Search Engine News, Search Engine Optimization

Article Source: Link Exchange Service Network

Google has launched a new navigation design for Webmaster Tools in an effort to make frequently used features easier to access.

The design organizes features into groups that match “the stages of search,” as Google puts it. These are: Crawl, Google Index, Search Traffic and Search Appearance.

Crawl shows you info about how Google discovers and crawls your content, including crawl stats, crawl errors, URLs that are blocked from crawling, sitemaps, URL parameters and the Fetch as Google feature.

Google Index shows how many pages you have in Google’s index, and lets you monitor the overall indexed counts for your site and see what keywords Google has found on your pages. From here, you can also request to remove URLs from search results.

Search Traffic lets you check how your pages are doing in search results, how people find your site, and links to your site. Here, you can also see a sample of pages from your site that have incoming links from other internal pages.

Finally, Search Appearance includes the Structured Data dashboard, Data highlighter, Sitelinks and HTML improvements.

Admin tasks (at the account level) are found under the gear icon in the corner. This includes things like Webmaster Tools Preferences, Site Settings, Change of Address, Google Analytics Property, Users & Site Owners, Verification Details and Associates.

“This is the list of items as visible to site owners, ‘full’ or restricted’ users will see a subset of these options,” says Google Webmaster Trends Analyst Mariya Moeva. “For example, if you’re a “restricted” user for a site, the “Users & Site Owners” menu item will not appear.”

There’s also a new Search Appearance pop-up, which shows how your site may appear in search, and gives more info about the content or structure changes that could influence each element. This pop-up is accessible via the question mark icon.

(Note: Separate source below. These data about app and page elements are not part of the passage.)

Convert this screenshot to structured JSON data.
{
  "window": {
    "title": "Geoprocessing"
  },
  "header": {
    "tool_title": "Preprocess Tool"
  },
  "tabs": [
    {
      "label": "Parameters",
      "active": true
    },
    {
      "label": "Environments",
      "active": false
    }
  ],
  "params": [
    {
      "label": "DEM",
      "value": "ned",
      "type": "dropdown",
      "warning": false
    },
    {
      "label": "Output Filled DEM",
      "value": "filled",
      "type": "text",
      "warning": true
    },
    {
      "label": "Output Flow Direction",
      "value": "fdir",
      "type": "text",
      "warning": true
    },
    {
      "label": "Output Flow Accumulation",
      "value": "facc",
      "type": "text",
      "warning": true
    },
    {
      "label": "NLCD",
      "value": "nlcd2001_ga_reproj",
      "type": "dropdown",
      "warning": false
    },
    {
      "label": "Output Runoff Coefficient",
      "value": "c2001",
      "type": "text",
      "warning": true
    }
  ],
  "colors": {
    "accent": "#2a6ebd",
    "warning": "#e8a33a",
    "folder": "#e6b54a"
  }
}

The In-Content Ad Leader Buy and Sell text links Health and Beauty Store

Article Source: Link Exchange Service Network
If you like all this stuff here then you can buy me a pack of cigarettes.